---------- RECORDS FOR THE EXERCISE ----------

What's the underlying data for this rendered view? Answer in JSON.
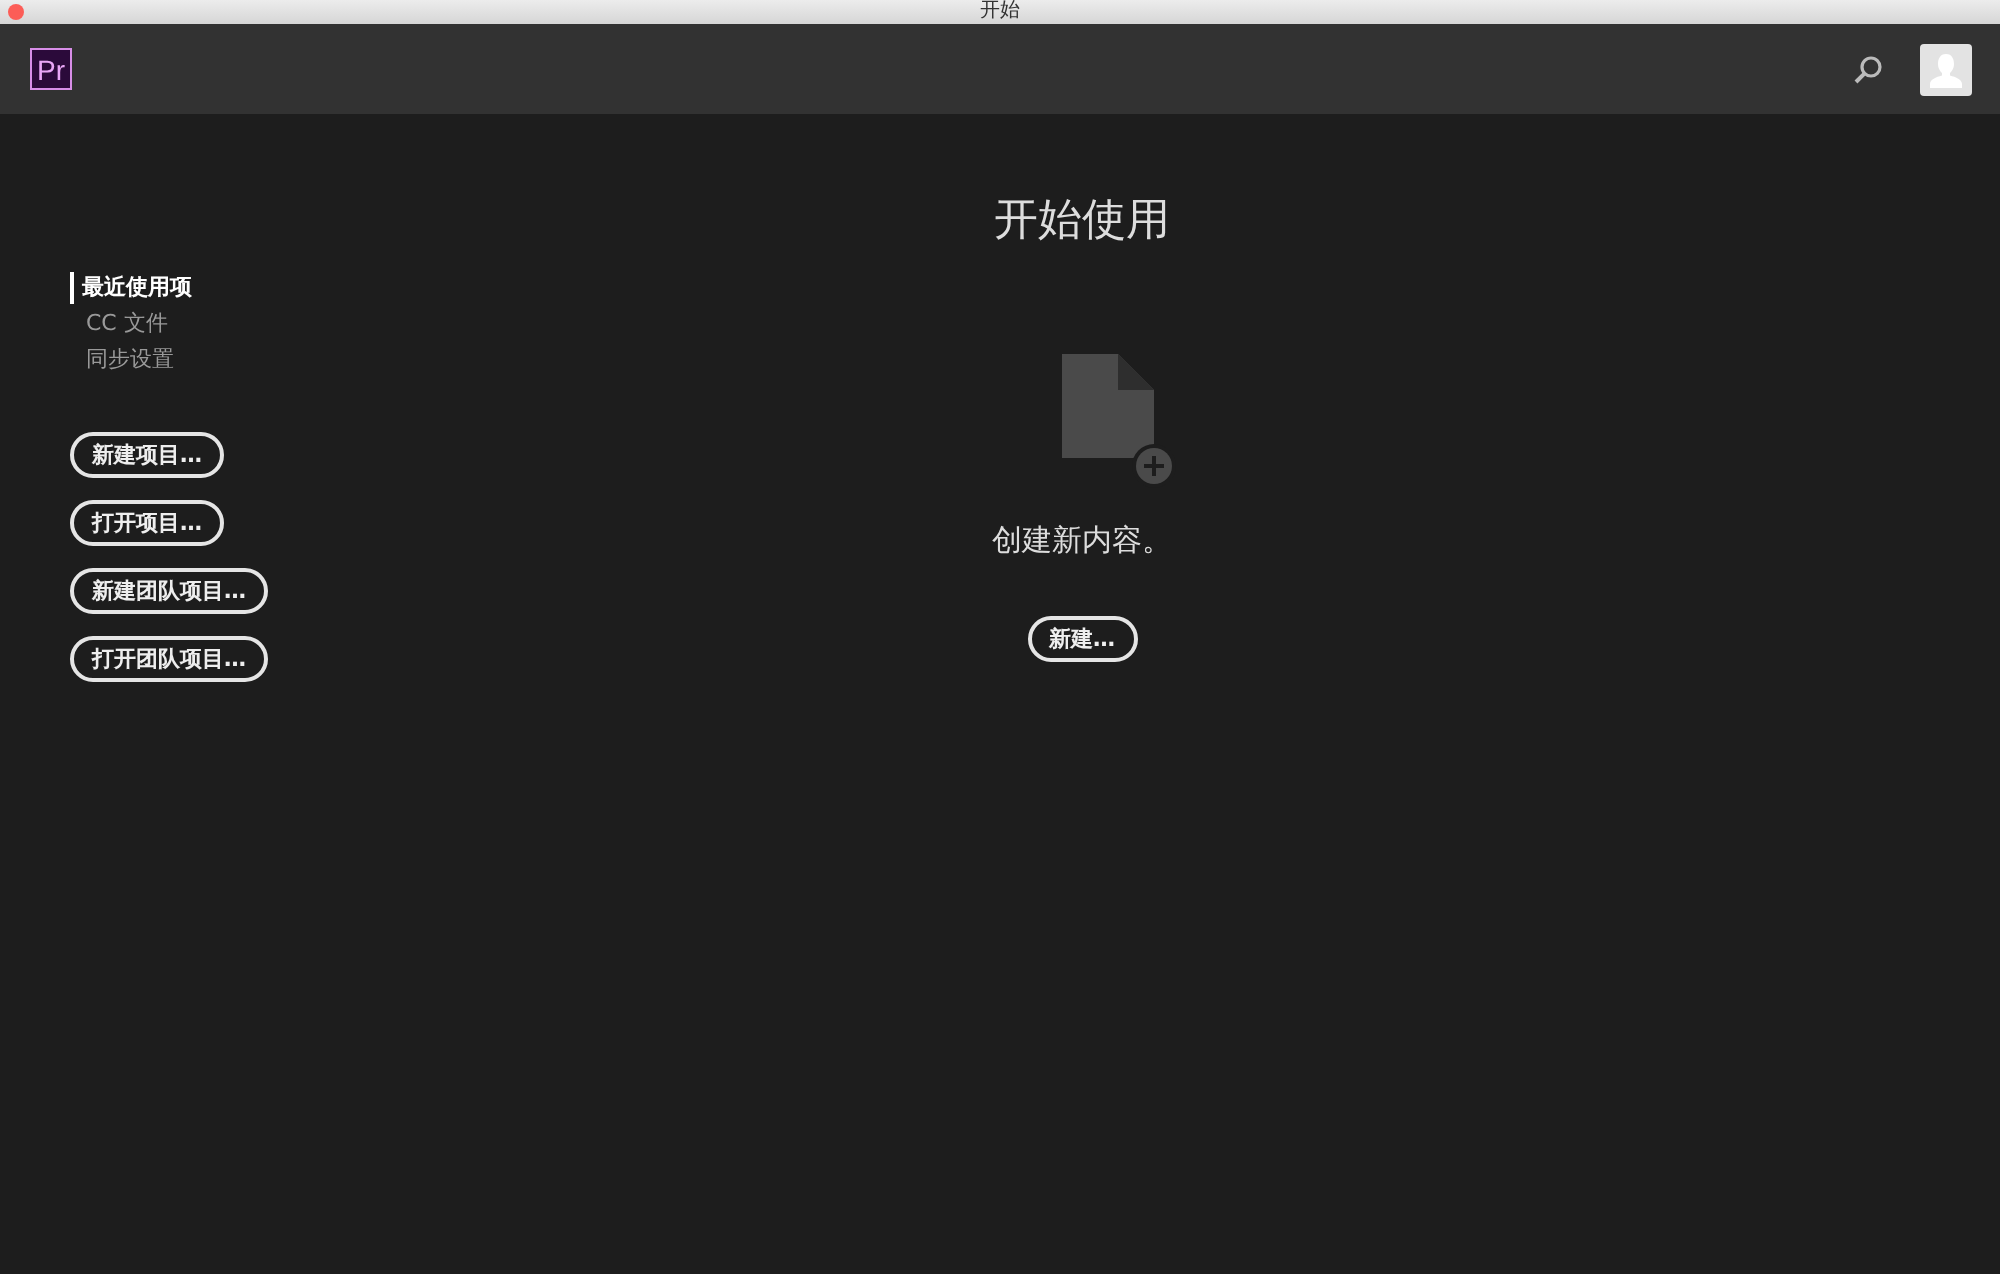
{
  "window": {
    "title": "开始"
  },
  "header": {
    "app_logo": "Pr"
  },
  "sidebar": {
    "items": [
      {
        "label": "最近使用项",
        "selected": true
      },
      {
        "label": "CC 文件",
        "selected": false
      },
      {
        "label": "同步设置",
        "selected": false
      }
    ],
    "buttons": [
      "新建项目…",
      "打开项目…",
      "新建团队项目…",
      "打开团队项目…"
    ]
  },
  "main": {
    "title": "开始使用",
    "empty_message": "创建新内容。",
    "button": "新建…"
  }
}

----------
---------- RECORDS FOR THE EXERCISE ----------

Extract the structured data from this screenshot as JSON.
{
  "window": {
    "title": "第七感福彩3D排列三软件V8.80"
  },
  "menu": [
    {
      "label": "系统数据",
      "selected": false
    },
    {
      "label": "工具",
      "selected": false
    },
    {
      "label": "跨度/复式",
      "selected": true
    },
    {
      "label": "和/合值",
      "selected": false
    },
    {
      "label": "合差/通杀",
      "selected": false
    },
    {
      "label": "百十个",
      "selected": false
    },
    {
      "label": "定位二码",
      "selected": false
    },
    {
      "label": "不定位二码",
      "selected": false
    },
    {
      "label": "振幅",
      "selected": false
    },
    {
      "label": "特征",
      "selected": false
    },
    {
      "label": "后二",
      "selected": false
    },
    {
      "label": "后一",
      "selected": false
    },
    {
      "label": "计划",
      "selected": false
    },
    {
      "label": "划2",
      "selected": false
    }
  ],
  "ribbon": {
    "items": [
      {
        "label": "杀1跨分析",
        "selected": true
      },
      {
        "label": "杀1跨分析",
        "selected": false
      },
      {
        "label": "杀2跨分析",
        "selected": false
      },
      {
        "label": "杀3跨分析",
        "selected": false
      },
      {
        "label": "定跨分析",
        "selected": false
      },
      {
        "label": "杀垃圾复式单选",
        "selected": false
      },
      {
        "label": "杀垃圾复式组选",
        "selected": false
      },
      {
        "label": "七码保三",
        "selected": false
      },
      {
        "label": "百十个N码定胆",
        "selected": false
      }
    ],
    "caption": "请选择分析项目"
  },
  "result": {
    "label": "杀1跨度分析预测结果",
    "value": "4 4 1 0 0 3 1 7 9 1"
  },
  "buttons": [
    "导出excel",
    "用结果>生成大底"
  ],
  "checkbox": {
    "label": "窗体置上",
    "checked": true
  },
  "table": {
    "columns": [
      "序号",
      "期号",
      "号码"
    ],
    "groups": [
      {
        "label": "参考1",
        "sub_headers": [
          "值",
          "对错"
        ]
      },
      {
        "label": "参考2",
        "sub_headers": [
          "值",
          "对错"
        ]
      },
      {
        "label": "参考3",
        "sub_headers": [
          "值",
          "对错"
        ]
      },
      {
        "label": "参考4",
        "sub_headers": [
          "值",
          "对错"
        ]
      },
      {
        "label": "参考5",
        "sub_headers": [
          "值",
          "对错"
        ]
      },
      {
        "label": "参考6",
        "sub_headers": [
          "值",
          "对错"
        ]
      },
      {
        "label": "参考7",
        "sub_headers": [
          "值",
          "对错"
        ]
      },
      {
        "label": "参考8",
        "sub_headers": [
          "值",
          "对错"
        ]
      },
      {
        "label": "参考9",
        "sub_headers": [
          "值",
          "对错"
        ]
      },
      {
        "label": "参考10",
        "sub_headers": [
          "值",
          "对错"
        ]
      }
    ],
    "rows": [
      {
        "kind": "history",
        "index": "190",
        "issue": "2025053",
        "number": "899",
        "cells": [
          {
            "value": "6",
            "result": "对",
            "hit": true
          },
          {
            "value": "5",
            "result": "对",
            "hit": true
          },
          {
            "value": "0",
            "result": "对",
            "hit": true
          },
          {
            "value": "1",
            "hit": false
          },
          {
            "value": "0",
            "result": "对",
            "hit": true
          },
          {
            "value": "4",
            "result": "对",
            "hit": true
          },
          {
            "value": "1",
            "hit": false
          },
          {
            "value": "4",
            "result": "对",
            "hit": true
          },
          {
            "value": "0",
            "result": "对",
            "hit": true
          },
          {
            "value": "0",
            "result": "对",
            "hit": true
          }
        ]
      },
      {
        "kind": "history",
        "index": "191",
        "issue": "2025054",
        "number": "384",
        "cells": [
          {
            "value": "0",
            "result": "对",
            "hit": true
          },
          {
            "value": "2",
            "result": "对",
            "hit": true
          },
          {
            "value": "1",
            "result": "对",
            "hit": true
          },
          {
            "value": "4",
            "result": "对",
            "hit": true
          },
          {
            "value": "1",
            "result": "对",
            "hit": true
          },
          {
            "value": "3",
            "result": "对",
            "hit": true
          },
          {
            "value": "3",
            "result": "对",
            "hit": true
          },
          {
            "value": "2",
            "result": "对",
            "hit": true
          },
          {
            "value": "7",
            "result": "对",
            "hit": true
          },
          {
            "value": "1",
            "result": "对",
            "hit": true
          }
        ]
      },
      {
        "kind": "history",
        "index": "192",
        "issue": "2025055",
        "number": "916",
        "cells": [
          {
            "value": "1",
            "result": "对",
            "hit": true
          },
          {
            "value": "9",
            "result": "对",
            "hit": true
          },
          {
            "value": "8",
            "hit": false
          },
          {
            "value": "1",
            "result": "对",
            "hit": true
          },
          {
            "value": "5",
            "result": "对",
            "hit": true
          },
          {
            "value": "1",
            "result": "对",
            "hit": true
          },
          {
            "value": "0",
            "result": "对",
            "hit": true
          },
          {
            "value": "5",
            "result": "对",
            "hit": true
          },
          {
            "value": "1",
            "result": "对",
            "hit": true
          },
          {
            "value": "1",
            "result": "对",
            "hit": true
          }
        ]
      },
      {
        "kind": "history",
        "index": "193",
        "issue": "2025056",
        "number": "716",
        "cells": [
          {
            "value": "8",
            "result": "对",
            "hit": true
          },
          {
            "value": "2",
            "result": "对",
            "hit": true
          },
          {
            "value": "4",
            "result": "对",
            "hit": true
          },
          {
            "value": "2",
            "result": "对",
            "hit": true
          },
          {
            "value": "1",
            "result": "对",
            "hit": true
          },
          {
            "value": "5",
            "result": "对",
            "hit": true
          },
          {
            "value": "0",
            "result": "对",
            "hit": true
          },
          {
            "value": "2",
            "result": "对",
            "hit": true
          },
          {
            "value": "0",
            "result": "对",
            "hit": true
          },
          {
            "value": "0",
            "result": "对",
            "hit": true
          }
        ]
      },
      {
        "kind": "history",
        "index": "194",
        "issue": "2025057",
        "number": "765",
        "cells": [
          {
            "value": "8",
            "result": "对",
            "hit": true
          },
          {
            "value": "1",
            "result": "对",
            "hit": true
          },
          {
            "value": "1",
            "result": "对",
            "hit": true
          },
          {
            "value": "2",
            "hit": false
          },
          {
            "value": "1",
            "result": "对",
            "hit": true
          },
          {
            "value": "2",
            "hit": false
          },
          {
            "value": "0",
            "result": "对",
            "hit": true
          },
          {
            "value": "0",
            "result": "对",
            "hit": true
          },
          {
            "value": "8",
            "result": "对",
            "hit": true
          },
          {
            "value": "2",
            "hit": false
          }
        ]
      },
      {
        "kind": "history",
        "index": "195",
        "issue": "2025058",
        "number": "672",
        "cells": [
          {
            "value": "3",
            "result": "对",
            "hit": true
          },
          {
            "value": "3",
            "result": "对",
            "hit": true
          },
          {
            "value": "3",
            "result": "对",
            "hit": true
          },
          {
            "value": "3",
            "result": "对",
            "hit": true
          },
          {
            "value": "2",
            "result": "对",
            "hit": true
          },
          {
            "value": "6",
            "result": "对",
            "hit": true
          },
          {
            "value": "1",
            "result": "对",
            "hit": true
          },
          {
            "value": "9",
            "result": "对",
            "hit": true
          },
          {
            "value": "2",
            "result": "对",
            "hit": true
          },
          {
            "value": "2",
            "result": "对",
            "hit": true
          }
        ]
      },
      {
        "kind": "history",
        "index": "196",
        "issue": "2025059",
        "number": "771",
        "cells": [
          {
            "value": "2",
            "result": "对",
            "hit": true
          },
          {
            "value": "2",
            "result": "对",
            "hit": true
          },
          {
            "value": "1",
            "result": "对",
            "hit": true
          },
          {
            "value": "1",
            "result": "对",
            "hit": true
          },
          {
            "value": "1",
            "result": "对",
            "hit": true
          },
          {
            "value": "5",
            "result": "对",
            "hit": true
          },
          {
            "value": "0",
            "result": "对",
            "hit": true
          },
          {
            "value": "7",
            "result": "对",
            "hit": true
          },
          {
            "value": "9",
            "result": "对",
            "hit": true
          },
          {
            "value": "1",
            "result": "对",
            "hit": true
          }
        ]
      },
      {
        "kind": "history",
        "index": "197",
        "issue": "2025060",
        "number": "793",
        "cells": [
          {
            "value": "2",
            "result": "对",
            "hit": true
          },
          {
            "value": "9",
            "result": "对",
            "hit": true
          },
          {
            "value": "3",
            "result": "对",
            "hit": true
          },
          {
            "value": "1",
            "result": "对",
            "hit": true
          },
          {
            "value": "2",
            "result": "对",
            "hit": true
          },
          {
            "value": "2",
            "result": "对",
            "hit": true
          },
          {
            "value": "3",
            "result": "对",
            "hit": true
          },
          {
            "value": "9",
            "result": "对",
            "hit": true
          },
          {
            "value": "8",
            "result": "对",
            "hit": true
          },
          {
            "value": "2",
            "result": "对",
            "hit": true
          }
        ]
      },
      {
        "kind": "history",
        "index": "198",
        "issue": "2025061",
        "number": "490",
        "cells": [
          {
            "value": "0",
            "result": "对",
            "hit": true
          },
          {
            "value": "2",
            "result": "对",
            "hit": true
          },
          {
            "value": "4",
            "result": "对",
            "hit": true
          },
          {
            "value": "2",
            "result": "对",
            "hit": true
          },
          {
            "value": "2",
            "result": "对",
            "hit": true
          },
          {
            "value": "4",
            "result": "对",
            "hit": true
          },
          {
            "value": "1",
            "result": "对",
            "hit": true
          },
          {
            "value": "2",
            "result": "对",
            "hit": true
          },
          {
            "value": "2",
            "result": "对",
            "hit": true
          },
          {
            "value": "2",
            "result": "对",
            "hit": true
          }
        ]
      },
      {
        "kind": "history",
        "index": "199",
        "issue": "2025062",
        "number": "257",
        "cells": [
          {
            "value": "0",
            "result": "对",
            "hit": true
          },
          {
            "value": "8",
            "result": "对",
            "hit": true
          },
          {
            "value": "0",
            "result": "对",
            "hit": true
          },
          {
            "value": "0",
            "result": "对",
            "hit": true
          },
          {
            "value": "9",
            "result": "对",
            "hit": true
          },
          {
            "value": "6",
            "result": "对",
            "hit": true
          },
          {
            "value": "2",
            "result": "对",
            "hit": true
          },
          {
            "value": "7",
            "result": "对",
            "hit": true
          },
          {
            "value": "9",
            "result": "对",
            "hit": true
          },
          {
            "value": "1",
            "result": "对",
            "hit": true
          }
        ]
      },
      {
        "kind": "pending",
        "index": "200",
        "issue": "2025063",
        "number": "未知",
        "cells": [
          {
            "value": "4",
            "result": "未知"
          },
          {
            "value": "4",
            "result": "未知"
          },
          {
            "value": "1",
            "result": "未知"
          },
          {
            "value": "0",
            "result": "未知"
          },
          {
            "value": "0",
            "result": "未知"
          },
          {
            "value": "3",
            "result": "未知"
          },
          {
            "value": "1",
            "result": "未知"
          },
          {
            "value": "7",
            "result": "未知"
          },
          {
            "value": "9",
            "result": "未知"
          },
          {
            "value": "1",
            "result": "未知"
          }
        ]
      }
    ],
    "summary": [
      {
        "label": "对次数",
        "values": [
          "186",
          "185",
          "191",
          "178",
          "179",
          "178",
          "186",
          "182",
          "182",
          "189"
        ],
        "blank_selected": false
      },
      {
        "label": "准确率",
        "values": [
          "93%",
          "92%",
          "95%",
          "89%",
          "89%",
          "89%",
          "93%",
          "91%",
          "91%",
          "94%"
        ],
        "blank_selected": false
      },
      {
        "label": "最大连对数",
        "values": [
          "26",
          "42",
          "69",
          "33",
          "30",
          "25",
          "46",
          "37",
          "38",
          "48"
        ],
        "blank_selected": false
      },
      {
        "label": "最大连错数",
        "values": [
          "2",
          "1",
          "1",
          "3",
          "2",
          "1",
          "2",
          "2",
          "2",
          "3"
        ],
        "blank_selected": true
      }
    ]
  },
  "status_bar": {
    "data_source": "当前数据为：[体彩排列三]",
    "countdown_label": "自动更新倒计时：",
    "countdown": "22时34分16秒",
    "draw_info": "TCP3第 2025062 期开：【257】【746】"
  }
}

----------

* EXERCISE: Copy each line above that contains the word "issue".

* YOUR RESPONSE:
        "issue": "2025053",
        "issue": "2025054",
        "issue": "2025055",
        "issue": "2025056",
        "issue": "2025057",
        "issue": "2025058",
        "issue": "2025059",
        "issue": "2025060",
        "issue": "2025061",
        "issue": "2025062",
        "issue": "2025063",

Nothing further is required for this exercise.